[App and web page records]

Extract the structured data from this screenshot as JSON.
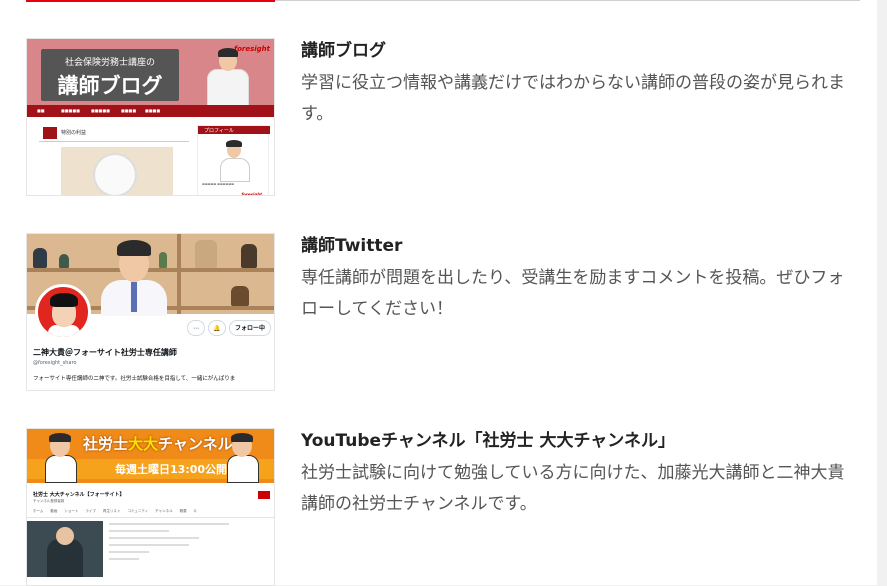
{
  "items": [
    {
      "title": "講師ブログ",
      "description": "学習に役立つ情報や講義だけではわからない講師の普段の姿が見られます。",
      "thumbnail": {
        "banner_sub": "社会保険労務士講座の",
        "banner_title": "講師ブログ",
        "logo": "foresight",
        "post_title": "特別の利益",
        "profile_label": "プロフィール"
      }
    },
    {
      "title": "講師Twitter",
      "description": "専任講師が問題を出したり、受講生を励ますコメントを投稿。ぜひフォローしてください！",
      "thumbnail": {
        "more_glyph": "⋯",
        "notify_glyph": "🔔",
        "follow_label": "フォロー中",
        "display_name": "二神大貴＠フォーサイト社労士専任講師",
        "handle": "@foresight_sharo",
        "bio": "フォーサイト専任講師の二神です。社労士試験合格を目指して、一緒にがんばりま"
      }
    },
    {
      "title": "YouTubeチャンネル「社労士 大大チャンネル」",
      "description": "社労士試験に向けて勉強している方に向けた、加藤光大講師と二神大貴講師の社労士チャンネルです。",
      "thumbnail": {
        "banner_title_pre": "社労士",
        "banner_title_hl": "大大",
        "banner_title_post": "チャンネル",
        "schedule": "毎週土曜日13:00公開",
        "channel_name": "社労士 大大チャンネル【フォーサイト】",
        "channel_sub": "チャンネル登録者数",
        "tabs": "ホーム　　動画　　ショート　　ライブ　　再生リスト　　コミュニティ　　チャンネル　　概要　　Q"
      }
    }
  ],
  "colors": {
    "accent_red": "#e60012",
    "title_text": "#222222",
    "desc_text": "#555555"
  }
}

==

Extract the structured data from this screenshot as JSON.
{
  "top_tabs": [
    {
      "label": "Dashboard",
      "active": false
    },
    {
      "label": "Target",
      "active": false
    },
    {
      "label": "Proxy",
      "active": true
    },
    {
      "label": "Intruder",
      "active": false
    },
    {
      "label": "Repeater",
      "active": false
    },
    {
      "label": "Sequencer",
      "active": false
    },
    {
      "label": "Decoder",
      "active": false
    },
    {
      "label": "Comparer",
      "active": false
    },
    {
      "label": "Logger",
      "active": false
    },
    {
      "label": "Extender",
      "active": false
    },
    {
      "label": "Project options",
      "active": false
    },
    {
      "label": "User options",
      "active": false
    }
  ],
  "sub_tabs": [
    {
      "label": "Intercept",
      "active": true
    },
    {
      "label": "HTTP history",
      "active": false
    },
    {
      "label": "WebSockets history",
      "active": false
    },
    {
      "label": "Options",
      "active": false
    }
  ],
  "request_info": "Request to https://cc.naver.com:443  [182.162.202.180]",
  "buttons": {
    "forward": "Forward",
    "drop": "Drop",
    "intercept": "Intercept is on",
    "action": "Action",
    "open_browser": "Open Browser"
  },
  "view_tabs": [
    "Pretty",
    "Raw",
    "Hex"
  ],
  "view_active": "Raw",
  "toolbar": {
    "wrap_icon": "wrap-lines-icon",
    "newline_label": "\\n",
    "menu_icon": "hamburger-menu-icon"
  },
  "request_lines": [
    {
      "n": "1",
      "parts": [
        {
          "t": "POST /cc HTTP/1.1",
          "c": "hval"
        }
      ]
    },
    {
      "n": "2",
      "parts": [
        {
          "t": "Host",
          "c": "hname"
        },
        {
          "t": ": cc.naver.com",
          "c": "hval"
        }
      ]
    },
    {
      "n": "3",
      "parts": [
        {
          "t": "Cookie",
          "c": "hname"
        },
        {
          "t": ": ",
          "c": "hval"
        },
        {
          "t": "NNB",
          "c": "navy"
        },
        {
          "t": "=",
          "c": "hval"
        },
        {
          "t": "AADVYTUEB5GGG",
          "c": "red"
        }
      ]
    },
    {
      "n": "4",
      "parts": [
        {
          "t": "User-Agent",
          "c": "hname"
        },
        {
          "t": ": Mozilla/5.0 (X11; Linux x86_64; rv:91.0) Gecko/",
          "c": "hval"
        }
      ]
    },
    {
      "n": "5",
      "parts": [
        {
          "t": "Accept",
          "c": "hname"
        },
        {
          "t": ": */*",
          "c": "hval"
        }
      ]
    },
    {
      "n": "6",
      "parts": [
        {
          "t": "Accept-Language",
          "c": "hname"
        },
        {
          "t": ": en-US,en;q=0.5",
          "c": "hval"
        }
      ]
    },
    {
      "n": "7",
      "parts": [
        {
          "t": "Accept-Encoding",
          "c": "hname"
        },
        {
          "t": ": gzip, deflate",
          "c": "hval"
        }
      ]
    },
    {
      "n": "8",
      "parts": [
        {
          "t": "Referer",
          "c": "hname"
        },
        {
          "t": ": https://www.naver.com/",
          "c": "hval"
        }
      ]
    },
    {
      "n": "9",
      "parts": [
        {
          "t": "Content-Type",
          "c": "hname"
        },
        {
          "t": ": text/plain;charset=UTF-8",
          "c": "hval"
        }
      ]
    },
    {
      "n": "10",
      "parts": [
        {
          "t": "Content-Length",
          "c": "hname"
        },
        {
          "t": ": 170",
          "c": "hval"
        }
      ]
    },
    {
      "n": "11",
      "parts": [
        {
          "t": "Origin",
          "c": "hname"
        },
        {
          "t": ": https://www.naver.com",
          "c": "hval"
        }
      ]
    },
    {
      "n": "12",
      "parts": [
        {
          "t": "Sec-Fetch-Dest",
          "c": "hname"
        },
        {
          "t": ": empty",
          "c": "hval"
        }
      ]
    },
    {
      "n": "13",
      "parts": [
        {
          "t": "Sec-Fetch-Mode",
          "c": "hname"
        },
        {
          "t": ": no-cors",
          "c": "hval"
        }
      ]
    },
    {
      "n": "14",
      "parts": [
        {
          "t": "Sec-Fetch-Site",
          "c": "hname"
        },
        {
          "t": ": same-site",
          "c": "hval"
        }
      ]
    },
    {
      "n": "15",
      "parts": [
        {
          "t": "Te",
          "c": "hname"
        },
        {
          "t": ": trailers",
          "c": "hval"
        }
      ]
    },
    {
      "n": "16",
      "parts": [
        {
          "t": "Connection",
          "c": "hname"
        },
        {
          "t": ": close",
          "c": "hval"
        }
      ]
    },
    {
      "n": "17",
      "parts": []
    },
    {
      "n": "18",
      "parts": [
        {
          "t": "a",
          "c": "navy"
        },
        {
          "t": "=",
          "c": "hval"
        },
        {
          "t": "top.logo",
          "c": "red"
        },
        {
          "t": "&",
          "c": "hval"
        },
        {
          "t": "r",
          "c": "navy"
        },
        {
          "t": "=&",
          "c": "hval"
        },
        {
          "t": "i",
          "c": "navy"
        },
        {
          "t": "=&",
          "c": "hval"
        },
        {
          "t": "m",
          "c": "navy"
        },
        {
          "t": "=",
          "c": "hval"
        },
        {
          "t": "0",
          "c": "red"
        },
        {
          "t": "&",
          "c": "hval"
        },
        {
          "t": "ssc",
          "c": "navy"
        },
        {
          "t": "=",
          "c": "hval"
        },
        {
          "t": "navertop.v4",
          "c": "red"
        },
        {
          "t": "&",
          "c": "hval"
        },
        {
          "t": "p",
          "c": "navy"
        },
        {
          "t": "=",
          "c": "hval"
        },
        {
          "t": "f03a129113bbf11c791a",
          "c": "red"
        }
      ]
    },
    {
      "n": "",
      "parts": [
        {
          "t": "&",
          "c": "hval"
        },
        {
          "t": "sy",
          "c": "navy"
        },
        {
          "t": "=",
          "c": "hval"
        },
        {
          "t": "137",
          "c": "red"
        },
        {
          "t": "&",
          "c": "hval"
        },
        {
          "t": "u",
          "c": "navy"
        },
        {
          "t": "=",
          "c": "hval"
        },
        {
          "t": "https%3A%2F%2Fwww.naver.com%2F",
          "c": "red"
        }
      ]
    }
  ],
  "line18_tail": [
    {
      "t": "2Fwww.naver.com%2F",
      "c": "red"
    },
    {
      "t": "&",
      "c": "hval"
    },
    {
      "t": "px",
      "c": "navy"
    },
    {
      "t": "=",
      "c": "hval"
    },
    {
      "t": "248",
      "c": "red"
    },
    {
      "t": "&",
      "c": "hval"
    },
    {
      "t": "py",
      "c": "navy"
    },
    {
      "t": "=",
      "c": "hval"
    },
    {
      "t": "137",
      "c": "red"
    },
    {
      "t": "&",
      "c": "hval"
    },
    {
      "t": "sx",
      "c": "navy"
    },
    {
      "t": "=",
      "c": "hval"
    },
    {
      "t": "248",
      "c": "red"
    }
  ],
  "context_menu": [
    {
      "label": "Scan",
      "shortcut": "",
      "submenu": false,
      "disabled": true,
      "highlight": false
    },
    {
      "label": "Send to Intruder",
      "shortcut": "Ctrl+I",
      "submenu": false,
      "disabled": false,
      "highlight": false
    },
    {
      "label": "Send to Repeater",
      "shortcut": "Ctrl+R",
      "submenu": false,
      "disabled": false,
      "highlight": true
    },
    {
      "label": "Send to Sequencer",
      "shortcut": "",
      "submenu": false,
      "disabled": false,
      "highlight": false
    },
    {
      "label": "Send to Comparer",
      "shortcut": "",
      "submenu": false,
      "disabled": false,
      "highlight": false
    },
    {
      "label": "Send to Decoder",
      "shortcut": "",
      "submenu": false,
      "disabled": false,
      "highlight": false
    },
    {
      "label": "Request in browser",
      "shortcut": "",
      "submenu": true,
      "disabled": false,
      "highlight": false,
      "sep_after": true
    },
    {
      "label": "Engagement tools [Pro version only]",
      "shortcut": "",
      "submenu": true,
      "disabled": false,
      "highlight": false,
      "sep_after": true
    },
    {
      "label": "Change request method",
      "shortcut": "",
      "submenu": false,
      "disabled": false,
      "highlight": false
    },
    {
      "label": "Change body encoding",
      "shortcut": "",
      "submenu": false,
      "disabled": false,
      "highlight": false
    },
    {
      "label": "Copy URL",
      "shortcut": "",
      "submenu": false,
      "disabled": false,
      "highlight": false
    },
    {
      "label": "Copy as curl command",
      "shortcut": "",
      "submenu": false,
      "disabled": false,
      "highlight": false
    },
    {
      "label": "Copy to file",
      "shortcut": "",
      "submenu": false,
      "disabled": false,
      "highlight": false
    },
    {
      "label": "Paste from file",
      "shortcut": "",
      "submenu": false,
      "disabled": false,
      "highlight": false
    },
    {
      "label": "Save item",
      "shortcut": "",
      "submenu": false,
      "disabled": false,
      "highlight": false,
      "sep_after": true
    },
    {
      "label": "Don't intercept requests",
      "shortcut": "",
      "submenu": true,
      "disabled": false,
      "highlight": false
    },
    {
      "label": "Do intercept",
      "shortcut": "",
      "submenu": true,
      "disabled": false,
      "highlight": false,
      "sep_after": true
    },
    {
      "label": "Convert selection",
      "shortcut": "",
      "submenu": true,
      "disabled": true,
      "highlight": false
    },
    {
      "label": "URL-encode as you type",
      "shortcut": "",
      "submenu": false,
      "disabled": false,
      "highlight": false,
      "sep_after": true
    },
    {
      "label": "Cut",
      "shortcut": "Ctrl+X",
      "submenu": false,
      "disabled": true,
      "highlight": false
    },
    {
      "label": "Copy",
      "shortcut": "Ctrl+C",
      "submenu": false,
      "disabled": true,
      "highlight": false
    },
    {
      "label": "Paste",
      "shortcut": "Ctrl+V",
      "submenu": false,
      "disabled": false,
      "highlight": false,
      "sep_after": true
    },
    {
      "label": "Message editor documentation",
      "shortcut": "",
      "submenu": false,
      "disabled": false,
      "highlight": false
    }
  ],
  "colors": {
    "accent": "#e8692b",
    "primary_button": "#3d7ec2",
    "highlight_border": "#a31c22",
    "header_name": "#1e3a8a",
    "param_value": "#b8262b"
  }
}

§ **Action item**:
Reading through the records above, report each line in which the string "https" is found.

§ **Output for this task**:
  "request_info": "Request to https://cc.naver.com:443  [182.162.202.180]",
          "t": ": https://www.naver.com/",
          "t": ": https://www.naver.com",
          "t": "https%3A%2F%2Fwww.naver.com%2F",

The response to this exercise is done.